From Jonathan’s piece on change and banana skins:
Change is constant. – we are constantly amazed when we work with companies and businesses about their resistance to change.
Really? I’m not.
What does constantly amaze me is that people, especially senior managers, business academics and consultants, continue to be surprised by resistance to change and treat it as somehow pathological.
Let’s start with the baseline. In many companies, a considerable number of employees feel disengaged. Countless studies have shown that anywhere between 38% to 80% of employees lack commitment to their jobs and are unwilling to go the extra mile to help the organisation succeed. And that’s before you’ve even announced any changes.
Against this background, is it any wonder that, when change is proposed, it is often met with cynicism and scepticism? I would be more surprised if the announcement of a change programme got the positive whooping reaction that senior managers often seem to think it deserves. I’d wonder if the workforce had been drugged.
Quite often, change driven by senior managers is not in the best interests of many workers. Try telling HBOS employees in Halifax that the merger with Lloyds makes sense. OK, perhaps that is an extreme example but, if there is a threat to your job or your position within the organisation, opposition to change is not irrational at all. It makes perfect sense.
So why are senior managers themselves often resistant to change too? Sometimes for the same reasons as those further down the hierarchy. Even senior people can feel threatened and disengaged. But there is also the sheer effort involved in pushing change through.
It often takes more than rational argument to convince people of the need to change, especially when the threats that come from not changing are a long way of.

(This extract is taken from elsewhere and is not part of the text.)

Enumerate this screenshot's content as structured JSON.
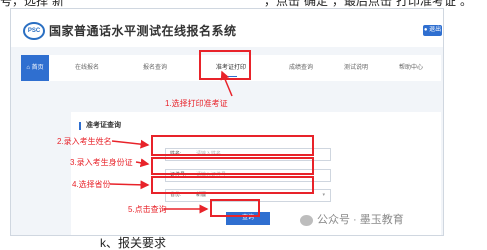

A couple of weeks ago, my doctor gently suggested I should lose around 12lbs. He proved it with data about my ideal height/weight ratio and a blood test which showed my cholesterol level creeping up, although still within safe limits for now.
I know he’s right too. But last week, when a former colleague suggested we have a steak-and-ale pie and several pints in the pub, I went for it as usual. The same a couple of days later when a friend suggested a curry. This morning it was lashing down with rain in London so I skipped going to the gym. I know I need to lose weight and that, one day, I will pay for it if I don’t but….well…at the moment, there’s just too much else going on.

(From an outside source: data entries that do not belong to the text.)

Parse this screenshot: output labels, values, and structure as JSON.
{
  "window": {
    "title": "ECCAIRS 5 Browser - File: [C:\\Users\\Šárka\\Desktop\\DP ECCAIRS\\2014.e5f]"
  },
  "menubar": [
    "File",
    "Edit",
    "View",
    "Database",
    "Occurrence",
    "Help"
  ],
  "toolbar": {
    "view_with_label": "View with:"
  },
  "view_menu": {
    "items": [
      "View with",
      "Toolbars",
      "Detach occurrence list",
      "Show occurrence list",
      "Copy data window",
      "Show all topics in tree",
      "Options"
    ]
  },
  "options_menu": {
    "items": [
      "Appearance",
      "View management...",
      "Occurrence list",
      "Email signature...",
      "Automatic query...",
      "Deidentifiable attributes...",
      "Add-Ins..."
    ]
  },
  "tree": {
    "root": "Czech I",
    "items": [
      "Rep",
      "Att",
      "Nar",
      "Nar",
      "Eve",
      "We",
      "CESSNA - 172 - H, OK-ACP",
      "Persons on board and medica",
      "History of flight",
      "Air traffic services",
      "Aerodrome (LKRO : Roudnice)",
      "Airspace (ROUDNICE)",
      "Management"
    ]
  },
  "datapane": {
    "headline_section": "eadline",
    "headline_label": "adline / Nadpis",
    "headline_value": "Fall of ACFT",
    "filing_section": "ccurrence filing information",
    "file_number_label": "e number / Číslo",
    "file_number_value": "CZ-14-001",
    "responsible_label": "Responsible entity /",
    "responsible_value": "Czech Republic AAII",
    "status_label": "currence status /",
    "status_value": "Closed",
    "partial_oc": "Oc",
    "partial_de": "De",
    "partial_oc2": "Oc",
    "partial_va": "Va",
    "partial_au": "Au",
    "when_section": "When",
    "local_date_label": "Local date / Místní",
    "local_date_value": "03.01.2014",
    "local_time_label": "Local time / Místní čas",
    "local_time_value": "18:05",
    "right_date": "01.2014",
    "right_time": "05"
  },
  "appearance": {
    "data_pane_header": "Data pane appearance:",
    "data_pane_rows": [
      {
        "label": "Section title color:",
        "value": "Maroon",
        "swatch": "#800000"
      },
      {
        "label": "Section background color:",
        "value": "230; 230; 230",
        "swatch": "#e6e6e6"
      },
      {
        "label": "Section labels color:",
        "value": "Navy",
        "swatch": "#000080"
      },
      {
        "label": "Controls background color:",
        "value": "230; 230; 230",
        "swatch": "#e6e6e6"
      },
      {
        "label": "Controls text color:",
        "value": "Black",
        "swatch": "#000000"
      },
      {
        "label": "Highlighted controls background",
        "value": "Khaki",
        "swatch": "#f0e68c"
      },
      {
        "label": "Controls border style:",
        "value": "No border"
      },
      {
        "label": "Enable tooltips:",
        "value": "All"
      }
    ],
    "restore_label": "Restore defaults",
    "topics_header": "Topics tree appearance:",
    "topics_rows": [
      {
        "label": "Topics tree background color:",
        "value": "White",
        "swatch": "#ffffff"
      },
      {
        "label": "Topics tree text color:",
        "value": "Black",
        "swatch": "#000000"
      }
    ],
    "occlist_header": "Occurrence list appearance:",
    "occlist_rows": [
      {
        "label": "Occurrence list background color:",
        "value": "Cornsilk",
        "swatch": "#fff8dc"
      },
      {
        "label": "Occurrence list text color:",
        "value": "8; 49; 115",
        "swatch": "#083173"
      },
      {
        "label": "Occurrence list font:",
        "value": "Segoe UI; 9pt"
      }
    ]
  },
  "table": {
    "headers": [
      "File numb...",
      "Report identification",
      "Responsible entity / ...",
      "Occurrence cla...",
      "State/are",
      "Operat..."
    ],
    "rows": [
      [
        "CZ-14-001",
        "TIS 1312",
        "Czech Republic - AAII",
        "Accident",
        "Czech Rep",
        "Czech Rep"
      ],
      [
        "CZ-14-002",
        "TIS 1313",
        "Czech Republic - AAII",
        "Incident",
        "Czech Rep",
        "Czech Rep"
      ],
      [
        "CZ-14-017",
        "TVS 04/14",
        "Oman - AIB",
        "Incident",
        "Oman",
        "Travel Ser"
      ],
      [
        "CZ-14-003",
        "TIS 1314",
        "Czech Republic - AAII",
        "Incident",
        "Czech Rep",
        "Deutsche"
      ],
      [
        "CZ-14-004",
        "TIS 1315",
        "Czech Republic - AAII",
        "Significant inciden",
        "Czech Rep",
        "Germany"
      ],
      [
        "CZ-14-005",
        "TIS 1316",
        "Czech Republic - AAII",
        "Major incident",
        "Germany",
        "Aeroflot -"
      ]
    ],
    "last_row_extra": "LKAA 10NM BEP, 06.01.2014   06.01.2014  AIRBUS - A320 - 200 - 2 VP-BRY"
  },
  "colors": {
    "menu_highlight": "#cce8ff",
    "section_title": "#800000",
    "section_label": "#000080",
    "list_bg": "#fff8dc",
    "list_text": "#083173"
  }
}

So it is with corporate change. Unless the barbarians are at the gate, it’s all too tempting to put change off until a later date.
In most cases, the barbarians are not at the gate, although I think we may see a few more of them in the next year or so. Advocates of change in organisations need to understand that they are in for a hard fight and that winning hearts and minds will not be easy.

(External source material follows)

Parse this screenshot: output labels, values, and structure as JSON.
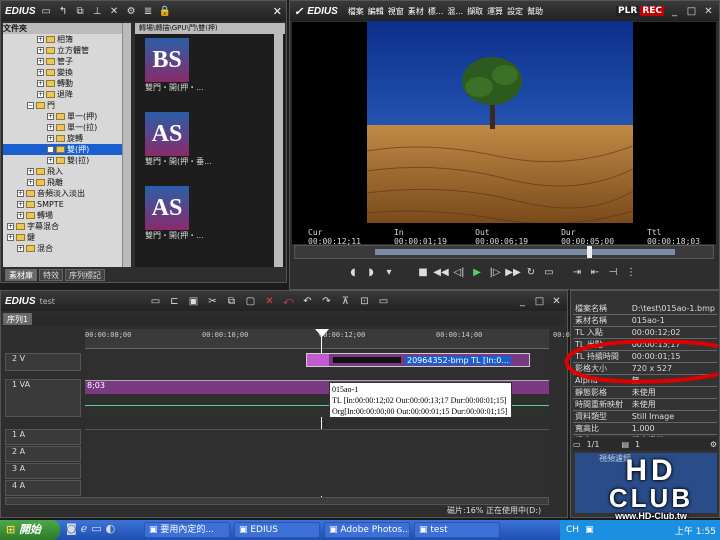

Resistance to change is inevitable and, in most cases, understandable. If you start from that assumption, you are more likely to succeed than if you dismiss the resisters as deviants, fools or rogues.